━━━━━ Supplied data

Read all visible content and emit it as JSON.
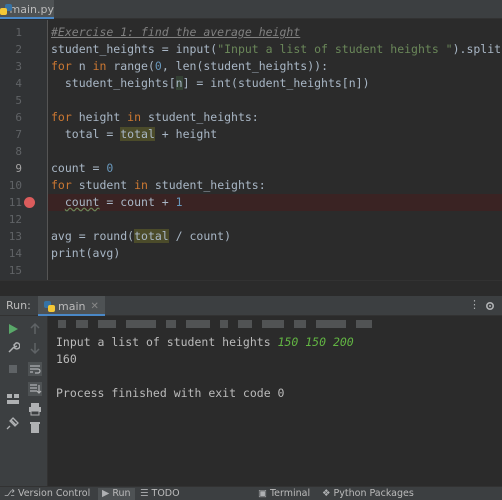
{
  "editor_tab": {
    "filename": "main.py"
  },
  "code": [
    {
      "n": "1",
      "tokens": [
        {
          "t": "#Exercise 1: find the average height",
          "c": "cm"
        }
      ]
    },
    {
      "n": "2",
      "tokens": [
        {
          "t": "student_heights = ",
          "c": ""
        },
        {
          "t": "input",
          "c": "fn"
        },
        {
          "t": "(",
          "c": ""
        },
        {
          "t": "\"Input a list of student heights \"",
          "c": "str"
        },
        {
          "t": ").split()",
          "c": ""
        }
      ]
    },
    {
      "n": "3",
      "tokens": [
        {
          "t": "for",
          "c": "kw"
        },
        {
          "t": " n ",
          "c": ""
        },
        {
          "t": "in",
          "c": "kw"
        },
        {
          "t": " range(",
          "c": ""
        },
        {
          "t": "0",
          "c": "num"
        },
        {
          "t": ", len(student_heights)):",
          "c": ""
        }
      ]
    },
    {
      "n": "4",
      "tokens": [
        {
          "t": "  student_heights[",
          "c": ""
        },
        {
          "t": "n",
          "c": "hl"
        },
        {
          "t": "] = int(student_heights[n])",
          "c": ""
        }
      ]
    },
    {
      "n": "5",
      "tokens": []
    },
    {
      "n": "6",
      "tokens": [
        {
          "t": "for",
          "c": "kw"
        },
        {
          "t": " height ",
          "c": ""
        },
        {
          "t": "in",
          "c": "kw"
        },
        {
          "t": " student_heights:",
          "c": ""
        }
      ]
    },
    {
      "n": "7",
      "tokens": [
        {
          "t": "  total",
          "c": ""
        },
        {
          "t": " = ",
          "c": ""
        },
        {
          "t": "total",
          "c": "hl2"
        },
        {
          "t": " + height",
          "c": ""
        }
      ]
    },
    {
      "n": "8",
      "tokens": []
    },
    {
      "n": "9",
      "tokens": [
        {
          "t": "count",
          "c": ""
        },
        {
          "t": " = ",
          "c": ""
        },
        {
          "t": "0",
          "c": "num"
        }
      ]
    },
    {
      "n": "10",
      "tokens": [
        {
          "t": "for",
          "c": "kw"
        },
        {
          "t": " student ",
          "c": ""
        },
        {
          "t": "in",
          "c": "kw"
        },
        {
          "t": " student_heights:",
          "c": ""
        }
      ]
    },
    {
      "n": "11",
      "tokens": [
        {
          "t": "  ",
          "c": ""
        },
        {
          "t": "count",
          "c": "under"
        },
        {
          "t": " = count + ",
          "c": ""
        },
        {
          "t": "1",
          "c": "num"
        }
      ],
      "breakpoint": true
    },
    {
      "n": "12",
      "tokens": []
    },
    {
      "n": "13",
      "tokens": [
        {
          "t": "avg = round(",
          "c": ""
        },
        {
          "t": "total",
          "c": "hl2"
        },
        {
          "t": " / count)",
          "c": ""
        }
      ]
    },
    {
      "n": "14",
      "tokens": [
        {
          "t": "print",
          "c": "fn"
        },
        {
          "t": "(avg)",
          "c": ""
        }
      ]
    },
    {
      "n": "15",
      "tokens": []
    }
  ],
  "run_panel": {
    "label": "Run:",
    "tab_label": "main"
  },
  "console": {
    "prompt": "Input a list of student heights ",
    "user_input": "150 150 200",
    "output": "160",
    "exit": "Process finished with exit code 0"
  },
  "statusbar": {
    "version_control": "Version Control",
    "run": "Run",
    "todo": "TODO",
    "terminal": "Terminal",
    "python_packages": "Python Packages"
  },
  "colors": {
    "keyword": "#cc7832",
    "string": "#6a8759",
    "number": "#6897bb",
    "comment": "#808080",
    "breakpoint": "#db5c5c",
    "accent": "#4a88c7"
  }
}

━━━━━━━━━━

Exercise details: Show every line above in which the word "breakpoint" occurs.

Written answer:
      "breakpoint": true
    "breakpoint": "#db5c5c",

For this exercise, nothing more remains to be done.